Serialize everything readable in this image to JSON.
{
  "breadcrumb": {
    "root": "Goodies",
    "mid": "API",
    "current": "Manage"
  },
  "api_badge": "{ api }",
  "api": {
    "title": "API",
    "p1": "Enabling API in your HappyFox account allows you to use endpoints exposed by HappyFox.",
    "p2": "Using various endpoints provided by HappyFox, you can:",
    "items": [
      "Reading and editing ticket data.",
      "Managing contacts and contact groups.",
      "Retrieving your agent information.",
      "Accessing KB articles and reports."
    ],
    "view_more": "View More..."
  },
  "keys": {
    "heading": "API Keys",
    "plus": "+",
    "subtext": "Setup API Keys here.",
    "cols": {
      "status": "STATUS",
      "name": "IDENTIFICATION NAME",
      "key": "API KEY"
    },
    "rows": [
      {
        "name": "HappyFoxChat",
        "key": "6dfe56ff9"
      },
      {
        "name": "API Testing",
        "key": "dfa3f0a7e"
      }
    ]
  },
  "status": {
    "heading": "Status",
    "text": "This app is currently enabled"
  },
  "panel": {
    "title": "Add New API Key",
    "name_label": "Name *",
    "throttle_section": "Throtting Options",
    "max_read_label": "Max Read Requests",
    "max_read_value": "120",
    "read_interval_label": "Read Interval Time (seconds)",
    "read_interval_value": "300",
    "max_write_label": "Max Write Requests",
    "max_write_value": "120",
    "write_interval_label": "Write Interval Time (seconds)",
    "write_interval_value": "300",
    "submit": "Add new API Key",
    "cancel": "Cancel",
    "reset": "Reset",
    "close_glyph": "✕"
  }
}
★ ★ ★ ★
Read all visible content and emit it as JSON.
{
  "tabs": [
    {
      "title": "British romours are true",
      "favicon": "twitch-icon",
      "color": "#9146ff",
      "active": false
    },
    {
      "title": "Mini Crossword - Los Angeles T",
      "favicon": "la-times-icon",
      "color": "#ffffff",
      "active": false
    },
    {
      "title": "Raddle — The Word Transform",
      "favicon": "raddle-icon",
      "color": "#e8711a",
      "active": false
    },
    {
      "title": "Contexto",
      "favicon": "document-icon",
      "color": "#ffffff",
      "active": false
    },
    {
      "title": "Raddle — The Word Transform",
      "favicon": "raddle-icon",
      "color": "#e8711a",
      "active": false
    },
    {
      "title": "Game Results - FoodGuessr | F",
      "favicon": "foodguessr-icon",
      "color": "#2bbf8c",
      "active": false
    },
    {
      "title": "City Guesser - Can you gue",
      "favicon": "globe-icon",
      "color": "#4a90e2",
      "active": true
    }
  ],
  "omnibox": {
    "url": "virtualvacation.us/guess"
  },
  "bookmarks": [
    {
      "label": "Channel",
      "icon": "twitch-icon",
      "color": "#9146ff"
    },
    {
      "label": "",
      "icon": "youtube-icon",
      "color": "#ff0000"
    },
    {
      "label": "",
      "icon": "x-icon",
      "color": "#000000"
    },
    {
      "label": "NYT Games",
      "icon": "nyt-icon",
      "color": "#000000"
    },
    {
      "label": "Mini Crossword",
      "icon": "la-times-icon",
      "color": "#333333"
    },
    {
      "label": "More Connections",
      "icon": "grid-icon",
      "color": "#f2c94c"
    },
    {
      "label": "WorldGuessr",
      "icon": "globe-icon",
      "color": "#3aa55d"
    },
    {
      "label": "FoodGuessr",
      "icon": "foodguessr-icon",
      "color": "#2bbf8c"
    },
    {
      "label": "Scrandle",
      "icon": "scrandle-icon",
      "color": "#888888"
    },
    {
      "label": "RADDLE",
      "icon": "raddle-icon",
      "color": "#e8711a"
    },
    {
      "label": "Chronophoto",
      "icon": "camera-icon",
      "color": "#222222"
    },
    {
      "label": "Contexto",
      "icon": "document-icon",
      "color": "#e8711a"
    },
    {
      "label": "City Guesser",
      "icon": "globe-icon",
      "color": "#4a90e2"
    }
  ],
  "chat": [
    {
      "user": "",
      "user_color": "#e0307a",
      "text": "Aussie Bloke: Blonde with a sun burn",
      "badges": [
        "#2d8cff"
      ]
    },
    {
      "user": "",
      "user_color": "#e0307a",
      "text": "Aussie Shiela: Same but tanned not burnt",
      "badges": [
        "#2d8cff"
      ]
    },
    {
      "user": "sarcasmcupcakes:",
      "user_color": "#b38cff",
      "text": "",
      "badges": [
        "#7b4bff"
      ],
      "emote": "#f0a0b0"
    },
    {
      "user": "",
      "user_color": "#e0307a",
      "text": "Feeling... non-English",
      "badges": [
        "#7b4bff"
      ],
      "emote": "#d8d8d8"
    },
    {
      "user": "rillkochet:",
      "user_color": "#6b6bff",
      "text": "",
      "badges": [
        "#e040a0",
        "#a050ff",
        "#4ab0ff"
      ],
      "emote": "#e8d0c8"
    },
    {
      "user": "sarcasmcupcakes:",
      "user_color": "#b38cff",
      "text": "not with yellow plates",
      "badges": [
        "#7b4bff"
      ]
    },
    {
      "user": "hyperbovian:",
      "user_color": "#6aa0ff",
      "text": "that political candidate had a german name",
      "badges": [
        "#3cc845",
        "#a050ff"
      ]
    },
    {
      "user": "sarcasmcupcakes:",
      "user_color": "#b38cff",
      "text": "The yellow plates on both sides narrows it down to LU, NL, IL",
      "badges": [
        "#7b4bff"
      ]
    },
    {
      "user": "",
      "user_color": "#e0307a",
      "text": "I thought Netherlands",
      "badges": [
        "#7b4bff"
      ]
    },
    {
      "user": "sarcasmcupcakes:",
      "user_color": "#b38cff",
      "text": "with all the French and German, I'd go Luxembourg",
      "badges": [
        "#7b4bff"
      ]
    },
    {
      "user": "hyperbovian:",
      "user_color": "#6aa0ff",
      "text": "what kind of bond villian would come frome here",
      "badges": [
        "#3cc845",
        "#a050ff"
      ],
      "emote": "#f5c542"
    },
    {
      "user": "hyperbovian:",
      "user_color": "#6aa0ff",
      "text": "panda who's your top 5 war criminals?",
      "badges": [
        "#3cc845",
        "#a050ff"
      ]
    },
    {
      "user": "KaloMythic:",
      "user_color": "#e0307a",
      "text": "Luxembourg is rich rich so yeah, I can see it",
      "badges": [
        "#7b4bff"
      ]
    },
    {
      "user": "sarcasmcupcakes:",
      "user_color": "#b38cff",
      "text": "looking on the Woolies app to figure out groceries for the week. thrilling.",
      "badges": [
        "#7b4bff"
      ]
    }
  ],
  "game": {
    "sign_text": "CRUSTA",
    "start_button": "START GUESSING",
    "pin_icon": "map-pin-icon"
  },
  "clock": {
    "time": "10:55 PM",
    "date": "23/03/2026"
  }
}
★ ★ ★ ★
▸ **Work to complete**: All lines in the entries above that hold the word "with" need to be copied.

▸ **Final answer**:
      "text": "Aussie Bloke: Blonde with a sun burn",
      "text": "not with yellow plates",
      "text": "with all the French and German, I'd go Luxembourg",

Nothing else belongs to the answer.